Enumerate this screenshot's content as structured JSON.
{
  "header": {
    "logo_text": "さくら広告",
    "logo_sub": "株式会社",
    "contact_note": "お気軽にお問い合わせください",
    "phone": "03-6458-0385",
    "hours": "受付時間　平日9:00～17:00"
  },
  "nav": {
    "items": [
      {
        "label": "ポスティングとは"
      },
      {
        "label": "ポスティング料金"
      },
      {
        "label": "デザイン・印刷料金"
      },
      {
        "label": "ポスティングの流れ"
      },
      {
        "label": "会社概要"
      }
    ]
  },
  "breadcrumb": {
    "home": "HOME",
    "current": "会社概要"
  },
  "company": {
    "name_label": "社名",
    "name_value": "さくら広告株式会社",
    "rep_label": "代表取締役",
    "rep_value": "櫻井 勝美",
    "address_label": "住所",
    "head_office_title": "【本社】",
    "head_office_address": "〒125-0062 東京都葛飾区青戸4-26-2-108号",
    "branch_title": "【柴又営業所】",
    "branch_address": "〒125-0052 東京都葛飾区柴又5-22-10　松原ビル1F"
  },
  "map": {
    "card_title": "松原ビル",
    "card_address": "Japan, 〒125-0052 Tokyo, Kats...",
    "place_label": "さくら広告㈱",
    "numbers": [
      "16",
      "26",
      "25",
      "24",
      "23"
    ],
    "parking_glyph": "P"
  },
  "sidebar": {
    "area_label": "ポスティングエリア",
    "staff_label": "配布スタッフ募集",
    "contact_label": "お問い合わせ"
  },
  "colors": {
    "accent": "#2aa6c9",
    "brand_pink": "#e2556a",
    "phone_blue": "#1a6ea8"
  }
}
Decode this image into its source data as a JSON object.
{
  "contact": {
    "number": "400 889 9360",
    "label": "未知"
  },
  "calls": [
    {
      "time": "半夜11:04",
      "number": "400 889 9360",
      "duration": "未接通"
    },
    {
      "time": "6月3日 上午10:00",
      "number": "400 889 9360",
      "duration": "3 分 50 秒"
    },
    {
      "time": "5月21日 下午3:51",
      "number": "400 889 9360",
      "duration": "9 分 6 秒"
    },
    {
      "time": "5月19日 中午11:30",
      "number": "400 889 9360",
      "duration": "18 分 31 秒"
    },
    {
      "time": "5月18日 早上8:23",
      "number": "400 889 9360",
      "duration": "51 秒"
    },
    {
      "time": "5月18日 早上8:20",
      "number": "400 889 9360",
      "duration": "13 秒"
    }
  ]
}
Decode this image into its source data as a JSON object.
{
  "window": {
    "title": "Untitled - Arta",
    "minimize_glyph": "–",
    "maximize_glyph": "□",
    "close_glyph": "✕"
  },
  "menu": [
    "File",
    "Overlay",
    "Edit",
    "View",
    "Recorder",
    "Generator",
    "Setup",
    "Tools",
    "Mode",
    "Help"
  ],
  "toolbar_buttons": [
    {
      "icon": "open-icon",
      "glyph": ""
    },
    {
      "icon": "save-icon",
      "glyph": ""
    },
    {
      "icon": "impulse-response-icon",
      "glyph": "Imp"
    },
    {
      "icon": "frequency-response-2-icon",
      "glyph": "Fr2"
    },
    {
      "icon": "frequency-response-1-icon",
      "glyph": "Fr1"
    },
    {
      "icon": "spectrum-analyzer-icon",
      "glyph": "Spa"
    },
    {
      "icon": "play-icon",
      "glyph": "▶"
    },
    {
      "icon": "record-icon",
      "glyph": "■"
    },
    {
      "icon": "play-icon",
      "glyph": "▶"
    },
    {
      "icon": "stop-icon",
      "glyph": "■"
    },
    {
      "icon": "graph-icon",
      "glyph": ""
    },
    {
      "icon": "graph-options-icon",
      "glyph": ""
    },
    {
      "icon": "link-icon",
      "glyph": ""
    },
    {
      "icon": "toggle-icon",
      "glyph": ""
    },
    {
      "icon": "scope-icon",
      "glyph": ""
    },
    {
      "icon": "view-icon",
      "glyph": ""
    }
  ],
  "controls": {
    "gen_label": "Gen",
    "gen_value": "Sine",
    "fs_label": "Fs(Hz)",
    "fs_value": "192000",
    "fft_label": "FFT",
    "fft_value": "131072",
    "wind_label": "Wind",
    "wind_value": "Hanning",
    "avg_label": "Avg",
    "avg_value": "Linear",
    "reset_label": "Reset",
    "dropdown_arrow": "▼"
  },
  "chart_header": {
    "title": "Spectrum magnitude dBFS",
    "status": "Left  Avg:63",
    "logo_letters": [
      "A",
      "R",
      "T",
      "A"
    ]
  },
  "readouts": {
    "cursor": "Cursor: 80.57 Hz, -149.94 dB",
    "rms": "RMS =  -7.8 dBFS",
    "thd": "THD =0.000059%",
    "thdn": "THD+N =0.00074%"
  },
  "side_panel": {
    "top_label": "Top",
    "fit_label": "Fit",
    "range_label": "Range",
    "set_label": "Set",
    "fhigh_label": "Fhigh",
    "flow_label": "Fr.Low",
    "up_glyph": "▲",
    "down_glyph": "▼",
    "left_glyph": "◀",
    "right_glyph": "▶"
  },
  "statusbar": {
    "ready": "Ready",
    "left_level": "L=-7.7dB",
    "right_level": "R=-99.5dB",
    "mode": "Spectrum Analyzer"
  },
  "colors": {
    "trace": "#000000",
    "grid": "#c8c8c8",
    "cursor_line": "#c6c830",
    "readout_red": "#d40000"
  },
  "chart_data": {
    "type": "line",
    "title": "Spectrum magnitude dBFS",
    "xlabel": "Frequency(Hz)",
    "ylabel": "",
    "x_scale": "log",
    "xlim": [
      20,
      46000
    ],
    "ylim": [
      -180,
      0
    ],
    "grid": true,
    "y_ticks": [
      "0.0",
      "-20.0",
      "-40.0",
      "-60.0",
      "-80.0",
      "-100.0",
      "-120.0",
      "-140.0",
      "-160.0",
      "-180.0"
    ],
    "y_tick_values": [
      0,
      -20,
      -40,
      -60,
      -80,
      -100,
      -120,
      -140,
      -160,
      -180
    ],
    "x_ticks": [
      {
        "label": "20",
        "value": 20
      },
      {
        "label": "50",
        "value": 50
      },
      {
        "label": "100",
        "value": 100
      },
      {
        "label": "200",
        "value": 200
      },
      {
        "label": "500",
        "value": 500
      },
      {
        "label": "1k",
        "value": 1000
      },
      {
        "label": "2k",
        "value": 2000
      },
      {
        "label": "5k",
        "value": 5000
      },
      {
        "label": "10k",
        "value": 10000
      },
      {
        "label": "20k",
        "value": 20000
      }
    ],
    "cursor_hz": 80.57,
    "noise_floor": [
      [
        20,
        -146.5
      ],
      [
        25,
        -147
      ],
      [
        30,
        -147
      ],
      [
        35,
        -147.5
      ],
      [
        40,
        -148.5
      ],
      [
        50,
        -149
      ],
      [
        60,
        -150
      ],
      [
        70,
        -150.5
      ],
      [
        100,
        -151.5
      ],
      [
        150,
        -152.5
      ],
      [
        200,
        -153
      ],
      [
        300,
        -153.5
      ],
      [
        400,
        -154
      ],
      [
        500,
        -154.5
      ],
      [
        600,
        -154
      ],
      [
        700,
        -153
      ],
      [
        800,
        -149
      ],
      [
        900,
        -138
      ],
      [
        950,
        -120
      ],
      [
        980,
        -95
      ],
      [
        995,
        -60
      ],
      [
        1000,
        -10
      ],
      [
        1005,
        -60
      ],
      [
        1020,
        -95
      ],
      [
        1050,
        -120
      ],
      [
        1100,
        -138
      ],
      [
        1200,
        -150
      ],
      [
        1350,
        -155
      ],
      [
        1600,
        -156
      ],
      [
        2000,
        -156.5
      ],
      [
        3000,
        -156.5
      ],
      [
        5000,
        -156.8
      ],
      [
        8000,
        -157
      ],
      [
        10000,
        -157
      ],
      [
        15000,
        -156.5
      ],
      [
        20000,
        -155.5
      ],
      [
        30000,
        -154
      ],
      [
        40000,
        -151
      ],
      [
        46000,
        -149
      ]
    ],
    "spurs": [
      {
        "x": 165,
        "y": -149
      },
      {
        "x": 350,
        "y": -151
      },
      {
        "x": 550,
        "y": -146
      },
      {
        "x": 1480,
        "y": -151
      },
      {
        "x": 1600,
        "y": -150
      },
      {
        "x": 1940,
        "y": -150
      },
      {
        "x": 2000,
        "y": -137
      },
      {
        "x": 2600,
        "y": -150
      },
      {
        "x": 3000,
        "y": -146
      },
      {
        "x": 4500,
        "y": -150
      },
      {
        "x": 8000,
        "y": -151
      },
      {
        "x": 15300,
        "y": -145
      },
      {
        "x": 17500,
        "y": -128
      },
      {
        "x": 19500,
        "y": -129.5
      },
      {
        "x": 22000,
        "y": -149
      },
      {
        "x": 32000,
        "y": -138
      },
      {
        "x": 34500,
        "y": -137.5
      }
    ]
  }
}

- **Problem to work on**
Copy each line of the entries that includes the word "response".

- **Answer for this exercise**
      "icon": "impulse-response-icon",
      "icon": "frequency-response-2-icon",
      "icon": "frequency-response-1-icon",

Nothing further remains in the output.